that isn’t how these thrilling tracks come across.
If you’ve seen Taylor’s energized show over the past several years,
you’ll not require the credits to confirm which adrenalin-laced track
features her rockin’ road tested Blues Machine band. On every other
song, the young contemporaries step aside in favor of a band of lifelong
With bellowing vocals and an unquestionable Chicago blues technique,
"Piece Of Man" contains a classic Taylor sound. Bob Margolin’s killer
slide and Billy Branch’s superb harp can be heard on Memphis Minnie’s
"Black Rat" and Lefty Dizz’s "Bad Avenue." Margolin is an old school
aficionado who once referred to it as being a contagious disease. Like
water into a sponge, you’ll be so absorbed into the slow blues On "Money
Is The Name Of The Game" you will experience everything Taylor sings and
each note Johnson plays. Now that’s the blues.
Most of the songs where Criss Johnson – her long-time arranger – is the
only guitarist have a contemporary feel due to his modern-day guitar
sound. By nature, Johnson isn’t an old school guitarist. On occasion he
can’t resist playing a practically distorted hard rock style guitar
solo. Ironically, distortion was purposely a part of the old school
sound thanks to cranked up old amplifiers.
Mark Kazanoff’s bursting sax, Jimmy Sutton’s commanding upright bass,
and Brother John Kattke’s stellar piano help to keep the structure in
the past on "Gonna Buy Me A Mule." It and "Better Watch Your Step" are
the CD’s strongest selections. The former features Taylor’s best vocals
of the album. "You Ain’t Worth A Good Woman" – a kickin’ and fashionable

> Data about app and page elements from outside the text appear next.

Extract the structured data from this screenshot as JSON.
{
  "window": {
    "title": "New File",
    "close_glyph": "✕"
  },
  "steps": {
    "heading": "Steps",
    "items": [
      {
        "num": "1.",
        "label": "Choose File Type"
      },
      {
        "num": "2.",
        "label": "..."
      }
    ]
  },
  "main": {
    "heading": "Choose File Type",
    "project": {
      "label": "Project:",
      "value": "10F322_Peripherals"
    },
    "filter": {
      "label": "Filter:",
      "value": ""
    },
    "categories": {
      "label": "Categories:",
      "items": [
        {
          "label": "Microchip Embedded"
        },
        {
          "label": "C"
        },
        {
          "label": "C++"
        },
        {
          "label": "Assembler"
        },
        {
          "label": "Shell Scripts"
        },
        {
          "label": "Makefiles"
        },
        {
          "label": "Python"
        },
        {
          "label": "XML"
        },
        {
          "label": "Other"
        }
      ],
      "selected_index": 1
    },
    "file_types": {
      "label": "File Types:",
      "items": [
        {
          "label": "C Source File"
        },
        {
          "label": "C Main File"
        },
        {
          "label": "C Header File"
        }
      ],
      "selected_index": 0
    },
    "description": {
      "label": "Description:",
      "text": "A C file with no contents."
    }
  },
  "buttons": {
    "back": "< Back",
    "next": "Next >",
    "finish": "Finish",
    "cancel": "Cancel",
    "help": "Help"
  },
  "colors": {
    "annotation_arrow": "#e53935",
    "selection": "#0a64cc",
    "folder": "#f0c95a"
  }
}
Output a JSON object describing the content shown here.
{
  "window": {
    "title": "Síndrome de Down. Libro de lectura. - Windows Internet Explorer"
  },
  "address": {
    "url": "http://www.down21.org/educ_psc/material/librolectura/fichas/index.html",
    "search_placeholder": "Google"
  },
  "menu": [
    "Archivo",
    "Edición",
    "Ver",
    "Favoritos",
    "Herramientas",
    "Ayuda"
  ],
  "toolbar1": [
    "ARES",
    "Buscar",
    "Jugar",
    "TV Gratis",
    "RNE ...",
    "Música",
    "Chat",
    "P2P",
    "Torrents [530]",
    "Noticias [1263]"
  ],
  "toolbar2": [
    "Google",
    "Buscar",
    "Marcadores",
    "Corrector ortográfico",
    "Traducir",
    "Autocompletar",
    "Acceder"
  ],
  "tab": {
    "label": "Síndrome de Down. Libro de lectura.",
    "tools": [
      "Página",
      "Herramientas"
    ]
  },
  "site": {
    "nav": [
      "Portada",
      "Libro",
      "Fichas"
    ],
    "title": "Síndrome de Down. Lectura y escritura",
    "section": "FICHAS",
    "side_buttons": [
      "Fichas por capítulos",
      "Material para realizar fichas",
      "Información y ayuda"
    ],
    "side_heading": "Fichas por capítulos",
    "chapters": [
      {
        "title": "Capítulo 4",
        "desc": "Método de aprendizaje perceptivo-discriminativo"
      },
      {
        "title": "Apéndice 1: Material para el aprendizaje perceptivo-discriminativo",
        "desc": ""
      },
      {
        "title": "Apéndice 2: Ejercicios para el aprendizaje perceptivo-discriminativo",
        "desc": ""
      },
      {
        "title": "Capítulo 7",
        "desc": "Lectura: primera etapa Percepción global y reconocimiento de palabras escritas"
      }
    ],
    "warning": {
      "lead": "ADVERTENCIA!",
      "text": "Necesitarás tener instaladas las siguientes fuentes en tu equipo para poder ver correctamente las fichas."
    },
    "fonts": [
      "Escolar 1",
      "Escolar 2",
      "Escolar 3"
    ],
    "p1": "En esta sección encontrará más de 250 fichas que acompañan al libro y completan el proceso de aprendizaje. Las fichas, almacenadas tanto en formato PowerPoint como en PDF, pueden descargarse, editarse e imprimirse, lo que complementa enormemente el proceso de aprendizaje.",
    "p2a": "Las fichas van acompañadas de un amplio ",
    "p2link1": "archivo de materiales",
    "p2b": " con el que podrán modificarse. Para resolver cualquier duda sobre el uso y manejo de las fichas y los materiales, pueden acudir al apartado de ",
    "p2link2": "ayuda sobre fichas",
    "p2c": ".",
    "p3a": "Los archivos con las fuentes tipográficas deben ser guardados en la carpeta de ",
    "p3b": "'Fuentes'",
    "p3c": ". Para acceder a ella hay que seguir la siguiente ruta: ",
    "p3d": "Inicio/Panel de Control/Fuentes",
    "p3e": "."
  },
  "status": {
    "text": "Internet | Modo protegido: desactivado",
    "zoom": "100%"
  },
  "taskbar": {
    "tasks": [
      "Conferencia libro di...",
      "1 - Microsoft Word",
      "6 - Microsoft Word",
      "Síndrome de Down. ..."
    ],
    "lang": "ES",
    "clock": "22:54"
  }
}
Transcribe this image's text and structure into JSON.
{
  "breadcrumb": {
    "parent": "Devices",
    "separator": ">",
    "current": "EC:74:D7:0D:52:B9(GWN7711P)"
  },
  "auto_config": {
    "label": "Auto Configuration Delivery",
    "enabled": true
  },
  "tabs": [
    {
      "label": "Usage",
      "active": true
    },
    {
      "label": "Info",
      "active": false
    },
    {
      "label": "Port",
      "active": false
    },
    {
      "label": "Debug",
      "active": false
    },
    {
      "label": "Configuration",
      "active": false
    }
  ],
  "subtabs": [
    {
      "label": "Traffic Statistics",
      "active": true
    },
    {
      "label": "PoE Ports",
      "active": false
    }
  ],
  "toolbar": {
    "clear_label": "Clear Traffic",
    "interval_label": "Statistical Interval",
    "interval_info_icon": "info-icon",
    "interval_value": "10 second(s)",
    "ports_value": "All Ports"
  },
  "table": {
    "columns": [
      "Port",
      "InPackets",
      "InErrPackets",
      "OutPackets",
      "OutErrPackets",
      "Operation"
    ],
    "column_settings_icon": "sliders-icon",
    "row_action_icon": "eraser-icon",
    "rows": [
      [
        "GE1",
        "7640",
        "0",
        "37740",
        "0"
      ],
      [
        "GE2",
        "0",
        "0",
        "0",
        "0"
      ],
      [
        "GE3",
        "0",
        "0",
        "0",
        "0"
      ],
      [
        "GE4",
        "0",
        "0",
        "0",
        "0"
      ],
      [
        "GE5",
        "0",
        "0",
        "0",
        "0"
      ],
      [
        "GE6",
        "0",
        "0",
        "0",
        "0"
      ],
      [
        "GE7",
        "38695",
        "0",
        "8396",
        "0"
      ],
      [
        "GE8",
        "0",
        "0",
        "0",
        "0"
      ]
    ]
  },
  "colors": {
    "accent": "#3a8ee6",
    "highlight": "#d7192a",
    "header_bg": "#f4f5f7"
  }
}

song – contains Taylor’s well known sass, strut, and funk, which is
absent from the dragging rendition of Magic Sam’s "All Your Love."
I initially thought this CD had missed its mark of being an old school
blues record because it is quite contemporary sounding. Upon realizing
the goal was to create a blues record in the spirit of old school blues,
I can honestly say the goal was exceeded two fold.
--- Tim Holek